→ **Task details**
Your answer should repeat every line of the records below in which the word "true" appears.

→ **Raw data**
• • •
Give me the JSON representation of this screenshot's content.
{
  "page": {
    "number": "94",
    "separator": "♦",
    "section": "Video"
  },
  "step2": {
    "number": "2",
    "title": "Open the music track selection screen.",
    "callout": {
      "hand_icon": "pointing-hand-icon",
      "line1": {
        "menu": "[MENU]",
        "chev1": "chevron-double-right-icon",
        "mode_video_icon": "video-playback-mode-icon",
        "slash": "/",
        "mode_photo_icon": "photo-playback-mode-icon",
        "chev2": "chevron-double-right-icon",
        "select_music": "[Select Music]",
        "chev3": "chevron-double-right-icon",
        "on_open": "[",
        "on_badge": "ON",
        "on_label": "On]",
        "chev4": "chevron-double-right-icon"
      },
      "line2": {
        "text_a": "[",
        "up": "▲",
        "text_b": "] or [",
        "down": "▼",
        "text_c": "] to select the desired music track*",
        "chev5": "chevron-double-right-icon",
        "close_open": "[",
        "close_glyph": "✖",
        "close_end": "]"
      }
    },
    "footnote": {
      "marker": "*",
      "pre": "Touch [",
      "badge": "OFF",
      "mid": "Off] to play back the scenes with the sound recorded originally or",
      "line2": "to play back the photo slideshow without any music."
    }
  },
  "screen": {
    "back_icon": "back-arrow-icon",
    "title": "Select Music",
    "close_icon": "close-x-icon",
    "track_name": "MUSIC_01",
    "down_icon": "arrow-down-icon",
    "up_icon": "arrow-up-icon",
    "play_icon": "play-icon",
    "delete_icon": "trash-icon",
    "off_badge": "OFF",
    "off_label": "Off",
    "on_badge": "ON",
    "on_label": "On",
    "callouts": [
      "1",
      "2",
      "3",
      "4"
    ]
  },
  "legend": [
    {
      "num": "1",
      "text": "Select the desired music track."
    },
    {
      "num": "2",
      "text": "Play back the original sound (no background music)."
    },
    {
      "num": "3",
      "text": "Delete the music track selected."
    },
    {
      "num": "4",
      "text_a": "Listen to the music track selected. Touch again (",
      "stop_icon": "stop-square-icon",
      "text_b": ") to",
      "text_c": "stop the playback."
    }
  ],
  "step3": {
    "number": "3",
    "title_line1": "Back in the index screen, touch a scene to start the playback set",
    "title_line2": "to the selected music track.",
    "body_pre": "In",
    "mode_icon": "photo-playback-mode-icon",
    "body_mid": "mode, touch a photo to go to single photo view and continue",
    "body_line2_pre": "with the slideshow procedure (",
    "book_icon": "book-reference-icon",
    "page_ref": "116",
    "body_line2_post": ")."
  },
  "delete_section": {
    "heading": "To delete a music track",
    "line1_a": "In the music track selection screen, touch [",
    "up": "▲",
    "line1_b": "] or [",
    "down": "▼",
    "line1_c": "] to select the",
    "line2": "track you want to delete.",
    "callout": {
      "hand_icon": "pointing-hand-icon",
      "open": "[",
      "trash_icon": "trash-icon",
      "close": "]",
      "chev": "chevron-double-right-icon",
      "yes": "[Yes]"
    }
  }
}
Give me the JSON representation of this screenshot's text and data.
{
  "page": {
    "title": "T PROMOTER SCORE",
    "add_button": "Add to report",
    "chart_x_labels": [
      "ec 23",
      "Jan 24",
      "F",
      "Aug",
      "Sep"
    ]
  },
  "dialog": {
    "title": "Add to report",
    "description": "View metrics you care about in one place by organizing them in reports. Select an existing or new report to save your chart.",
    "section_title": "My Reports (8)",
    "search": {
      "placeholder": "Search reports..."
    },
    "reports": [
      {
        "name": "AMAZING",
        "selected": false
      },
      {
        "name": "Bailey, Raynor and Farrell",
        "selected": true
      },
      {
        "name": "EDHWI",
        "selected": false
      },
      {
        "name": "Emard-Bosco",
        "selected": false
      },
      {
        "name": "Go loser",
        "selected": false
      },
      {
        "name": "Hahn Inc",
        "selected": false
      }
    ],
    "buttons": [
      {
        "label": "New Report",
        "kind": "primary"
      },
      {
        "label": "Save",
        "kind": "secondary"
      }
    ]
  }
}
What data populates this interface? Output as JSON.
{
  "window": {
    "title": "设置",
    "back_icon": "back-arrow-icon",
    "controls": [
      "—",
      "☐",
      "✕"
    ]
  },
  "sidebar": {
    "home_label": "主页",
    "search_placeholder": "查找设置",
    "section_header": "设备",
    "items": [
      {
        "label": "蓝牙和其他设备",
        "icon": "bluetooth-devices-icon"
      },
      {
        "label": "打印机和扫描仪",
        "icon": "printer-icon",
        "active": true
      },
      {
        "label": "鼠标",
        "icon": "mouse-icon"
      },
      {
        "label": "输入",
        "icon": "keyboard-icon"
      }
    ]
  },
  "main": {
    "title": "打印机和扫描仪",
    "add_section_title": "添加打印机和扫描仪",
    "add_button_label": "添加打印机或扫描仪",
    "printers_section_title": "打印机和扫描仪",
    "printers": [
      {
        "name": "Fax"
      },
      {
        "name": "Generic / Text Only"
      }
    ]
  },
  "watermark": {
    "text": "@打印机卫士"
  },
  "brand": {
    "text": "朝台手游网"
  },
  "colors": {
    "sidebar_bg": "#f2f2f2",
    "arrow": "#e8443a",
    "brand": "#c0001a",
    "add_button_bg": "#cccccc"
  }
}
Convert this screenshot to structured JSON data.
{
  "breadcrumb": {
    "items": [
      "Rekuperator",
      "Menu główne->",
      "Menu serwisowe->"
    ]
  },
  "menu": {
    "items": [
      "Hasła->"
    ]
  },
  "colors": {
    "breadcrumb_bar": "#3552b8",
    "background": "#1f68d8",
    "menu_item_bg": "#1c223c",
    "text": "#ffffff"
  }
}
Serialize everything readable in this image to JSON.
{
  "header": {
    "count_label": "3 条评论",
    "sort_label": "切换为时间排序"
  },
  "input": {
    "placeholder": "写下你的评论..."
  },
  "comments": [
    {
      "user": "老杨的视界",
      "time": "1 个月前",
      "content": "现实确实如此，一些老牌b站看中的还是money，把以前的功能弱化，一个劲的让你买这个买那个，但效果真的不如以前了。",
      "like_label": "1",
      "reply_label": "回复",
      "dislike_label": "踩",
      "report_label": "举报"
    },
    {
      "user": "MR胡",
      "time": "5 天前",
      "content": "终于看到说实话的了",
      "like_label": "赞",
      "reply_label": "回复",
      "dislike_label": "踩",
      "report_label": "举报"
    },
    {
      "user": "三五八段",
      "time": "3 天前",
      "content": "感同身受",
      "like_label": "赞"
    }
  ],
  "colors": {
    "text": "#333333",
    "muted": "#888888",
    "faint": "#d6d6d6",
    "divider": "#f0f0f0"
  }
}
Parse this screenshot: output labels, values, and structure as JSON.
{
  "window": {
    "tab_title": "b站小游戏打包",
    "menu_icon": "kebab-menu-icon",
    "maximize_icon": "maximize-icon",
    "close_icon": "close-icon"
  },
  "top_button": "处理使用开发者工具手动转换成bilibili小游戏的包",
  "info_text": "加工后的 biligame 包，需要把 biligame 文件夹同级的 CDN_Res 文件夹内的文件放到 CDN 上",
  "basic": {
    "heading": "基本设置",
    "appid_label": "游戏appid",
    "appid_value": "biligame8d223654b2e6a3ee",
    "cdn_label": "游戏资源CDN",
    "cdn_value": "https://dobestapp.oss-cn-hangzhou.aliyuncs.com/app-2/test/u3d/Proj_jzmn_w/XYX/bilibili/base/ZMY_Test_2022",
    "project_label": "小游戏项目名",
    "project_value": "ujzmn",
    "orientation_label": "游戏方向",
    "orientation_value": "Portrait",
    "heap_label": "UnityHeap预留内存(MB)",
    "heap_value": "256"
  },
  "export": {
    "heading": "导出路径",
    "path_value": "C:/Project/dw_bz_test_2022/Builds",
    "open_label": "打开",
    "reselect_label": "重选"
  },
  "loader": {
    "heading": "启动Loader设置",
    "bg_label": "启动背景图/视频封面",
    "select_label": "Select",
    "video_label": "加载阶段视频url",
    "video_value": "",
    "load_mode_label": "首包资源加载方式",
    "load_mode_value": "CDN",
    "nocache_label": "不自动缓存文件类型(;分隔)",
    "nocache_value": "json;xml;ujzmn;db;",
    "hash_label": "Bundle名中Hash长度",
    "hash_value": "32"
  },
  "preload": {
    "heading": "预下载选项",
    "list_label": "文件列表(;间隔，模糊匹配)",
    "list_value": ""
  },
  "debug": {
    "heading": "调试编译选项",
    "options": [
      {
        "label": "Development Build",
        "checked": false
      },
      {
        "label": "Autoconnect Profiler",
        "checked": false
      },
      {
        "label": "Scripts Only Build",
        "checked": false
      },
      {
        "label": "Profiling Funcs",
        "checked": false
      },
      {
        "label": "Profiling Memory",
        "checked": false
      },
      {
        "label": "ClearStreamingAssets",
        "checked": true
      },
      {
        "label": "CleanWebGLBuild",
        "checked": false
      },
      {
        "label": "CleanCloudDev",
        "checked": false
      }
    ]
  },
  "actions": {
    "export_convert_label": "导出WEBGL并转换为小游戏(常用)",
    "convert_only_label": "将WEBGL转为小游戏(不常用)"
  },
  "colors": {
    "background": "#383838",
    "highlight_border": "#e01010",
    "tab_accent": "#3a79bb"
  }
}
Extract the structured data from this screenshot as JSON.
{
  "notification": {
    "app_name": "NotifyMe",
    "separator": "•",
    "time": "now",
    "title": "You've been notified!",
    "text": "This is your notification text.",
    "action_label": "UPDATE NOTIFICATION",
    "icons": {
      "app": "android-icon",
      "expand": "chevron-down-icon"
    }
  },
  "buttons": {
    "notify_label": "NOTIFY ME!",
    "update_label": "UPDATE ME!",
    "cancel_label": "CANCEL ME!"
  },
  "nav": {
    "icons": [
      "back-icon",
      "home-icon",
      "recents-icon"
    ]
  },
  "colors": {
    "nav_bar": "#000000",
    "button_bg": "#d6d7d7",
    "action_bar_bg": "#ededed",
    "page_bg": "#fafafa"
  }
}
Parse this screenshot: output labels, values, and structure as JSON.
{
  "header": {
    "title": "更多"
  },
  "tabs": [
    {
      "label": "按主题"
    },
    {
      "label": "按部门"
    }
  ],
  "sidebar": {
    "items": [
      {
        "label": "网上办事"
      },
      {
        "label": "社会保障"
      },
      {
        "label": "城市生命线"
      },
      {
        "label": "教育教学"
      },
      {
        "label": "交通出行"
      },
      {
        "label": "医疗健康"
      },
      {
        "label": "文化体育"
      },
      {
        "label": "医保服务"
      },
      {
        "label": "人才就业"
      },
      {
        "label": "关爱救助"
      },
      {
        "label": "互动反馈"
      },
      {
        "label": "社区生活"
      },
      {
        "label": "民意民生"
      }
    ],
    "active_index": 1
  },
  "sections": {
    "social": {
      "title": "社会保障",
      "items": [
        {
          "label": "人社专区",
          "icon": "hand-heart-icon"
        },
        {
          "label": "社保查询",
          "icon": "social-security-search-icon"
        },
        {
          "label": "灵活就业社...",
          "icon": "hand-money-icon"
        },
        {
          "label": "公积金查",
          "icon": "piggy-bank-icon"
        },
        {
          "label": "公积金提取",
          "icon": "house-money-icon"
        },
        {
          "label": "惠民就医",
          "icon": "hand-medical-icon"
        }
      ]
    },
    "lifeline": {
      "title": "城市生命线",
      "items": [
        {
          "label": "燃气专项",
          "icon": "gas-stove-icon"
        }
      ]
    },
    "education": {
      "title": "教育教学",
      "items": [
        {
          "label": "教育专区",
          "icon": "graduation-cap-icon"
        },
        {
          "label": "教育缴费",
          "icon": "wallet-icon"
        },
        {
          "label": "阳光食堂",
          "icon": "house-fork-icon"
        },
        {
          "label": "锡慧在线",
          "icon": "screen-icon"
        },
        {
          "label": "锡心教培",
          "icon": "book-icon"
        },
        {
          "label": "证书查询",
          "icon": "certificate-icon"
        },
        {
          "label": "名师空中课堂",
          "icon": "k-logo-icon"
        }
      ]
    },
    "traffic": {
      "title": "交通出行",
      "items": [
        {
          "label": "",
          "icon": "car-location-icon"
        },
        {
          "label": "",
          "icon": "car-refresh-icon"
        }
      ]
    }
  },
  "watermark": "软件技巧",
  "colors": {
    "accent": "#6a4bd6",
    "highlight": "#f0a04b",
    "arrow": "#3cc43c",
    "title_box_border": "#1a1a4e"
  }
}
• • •
→ **Result of this exercise**
        "selected": true
        "active": true
        "checked": true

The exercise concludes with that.